The buyers are victims in this case. They don’t even know what due diligence is. They are unsuspecting and trust the man who says “YOU CAN OWN YOUR OWN HOME”. I would venture to guess that a good portion of the people who are being taken can’t even read, so the documents are just put in front of them and they are told where to sign (the title companies are in on the scam also).

Believe Patrick when he says it is the investors- it is!!! And I’m happy to see them go down. Whether or not you want to believe it even though they are in Baltimore they are making life difficult for all of you.

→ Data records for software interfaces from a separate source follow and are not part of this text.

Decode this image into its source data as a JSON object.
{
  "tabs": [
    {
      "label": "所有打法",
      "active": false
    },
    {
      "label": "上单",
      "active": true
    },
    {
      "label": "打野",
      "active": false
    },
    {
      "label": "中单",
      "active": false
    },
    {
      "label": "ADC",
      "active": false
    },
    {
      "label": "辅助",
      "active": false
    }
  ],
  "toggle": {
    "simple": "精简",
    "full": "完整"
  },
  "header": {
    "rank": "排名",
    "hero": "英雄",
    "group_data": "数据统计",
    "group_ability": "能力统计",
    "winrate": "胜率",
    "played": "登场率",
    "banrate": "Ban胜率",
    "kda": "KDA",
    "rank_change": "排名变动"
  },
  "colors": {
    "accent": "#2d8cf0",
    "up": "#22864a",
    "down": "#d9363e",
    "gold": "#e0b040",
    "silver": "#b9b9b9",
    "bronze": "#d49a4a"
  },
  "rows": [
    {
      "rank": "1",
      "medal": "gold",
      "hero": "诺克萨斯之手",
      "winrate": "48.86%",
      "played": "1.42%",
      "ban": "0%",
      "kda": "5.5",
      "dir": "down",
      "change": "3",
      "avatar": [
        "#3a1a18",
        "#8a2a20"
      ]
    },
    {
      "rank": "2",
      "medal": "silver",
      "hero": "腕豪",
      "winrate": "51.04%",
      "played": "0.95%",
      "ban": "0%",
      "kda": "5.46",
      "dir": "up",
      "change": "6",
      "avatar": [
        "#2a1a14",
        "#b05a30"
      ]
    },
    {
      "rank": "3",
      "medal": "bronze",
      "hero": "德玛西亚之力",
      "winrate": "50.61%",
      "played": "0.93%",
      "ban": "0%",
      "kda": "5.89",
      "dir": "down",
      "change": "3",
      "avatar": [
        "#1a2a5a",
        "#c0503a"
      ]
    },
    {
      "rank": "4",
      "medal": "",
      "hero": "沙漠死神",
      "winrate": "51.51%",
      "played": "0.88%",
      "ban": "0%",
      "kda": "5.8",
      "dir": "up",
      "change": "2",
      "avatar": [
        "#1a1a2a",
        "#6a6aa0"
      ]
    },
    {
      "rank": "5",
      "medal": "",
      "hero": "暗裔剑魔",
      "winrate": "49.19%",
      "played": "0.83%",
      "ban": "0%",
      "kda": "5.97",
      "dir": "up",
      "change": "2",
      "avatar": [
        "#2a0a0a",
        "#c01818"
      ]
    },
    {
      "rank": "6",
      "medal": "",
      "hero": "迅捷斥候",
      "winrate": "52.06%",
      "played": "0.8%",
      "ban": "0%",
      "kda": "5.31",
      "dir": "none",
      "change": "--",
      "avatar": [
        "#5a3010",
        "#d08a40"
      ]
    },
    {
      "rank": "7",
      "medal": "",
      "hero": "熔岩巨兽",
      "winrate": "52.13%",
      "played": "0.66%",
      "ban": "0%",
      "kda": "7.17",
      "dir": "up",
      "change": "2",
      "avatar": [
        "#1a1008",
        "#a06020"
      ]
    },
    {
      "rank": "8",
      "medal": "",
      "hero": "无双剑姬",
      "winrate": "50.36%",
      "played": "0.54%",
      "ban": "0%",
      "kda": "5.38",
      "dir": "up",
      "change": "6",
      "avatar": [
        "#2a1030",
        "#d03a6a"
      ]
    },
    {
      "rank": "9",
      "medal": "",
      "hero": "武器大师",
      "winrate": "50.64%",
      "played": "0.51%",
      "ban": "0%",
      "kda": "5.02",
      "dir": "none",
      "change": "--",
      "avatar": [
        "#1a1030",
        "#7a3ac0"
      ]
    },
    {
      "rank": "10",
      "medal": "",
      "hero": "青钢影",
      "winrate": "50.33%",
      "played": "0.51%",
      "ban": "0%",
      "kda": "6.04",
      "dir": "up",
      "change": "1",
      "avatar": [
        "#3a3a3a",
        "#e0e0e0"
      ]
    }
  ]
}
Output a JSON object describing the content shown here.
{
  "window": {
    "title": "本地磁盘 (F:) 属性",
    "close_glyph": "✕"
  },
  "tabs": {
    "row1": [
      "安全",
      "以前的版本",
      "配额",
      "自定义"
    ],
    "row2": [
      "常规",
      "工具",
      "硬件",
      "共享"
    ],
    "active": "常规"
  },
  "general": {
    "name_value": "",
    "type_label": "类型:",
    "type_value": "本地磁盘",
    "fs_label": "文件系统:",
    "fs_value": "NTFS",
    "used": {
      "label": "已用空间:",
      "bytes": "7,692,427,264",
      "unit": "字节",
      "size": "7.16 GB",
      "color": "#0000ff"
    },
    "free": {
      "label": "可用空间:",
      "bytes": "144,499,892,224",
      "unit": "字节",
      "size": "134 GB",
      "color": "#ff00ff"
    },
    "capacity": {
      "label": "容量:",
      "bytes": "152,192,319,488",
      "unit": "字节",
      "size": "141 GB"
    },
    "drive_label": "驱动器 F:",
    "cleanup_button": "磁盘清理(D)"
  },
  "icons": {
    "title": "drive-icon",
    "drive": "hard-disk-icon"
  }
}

In one of the neighborhoods that these investors deal in, 193 FHA loans were granted since 1996, of those 69 have already been foreclosed on, and over 30 more have been petitioned for foreclosure so far. My guess is that at least 75% of them will have been foreclosed on within the next year or two.

I know it seems hard to believe from elsewhere but it really is a BIG TIME SCAM here. They say that it would be better if these investors just robbed the banks, the banks would come out better.


Thank Goodness, I’m Not Alone… - Posted by Bill K. (AZ)

Posted by Bill K. (AZ) on March 31, 2000 at 18:09:48:


No flaming here. I couldn’t agree with you more. I could NEVER get an unqualified buyer into a home for 1.5, 2, or 4 times it’s FMV regardless of the appraisal. Also, it’s the buyer’s responsibility to perform a little “due diligence” as well. I mean, how much effort does it take to find out that similar homes in the neighborhood sold for half of what these investors are looking to get for their over-inflated homes?

Bill K. (AZ)